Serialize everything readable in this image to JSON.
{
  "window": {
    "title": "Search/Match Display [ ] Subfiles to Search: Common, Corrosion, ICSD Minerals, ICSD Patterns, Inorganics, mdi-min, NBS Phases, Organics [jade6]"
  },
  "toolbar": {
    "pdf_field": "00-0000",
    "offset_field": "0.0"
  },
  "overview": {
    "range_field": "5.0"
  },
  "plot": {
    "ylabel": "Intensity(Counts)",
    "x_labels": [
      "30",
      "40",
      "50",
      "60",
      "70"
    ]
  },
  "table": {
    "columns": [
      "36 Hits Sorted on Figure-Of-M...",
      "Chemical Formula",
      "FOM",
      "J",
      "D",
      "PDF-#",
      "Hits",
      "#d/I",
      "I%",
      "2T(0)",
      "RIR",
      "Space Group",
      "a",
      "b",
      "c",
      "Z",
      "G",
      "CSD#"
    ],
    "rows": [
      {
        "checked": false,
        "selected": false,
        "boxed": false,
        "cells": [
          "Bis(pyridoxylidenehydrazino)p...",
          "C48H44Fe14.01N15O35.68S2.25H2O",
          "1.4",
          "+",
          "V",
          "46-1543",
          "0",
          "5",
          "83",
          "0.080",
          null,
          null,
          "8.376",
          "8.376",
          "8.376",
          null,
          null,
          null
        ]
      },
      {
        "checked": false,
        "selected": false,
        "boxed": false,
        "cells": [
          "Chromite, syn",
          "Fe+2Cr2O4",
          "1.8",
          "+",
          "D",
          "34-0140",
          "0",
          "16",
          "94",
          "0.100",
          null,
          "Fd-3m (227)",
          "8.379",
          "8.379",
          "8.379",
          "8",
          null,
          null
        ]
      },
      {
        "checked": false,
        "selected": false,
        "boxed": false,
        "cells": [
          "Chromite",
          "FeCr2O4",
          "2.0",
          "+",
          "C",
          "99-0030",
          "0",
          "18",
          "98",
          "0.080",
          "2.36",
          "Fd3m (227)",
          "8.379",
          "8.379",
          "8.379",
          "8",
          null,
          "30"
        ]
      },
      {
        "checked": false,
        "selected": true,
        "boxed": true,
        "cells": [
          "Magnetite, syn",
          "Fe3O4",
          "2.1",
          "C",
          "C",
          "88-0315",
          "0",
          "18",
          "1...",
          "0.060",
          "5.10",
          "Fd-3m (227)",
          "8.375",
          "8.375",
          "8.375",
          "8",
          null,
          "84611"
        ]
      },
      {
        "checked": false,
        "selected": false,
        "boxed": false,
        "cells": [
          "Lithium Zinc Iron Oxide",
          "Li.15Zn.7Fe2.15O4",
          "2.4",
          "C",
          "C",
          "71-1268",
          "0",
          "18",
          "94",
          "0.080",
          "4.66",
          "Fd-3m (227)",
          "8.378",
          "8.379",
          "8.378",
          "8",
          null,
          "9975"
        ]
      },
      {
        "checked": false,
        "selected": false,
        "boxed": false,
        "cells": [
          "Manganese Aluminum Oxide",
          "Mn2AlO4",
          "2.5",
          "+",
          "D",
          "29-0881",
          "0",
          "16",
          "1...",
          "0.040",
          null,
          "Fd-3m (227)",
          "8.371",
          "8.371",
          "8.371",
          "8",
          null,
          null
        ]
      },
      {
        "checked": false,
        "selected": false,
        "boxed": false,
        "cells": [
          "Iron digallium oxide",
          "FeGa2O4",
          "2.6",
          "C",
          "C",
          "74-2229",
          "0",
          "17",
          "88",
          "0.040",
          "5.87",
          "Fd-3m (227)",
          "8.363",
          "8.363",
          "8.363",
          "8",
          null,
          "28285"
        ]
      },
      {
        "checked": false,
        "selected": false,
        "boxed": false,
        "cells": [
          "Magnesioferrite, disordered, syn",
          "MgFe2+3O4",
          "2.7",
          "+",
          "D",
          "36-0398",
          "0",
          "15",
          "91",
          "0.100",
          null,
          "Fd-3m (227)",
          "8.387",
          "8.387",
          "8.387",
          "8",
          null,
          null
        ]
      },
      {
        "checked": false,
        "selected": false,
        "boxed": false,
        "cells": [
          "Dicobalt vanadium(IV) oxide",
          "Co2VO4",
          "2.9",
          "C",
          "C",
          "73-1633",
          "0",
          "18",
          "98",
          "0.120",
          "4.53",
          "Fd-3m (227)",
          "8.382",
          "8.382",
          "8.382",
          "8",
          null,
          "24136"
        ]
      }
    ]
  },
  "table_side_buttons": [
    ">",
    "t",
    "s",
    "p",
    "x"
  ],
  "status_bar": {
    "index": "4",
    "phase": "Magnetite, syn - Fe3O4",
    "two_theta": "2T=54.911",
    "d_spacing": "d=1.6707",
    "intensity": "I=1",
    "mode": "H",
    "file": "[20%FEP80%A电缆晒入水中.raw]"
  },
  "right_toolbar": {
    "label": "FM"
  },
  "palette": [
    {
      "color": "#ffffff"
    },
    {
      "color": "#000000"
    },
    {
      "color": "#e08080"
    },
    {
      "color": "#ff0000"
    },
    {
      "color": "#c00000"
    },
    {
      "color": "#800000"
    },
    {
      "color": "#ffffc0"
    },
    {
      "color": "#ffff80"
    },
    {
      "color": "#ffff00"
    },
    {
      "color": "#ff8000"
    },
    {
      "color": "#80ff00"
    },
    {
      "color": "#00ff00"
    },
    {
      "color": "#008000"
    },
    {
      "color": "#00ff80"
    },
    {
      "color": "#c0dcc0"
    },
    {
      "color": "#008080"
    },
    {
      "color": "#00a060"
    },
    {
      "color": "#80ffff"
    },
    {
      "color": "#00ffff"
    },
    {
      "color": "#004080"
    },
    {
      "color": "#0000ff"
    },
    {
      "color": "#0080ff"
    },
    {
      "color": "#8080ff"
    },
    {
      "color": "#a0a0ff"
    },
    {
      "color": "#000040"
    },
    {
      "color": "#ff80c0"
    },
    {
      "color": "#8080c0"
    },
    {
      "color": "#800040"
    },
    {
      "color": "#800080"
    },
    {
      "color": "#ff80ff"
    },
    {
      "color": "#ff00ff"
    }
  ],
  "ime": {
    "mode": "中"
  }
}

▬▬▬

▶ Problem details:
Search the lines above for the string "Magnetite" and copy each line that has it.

▶ Response:
          "Magnetite, syn",
    "phase": "Magnetite, syn - Fe3O4",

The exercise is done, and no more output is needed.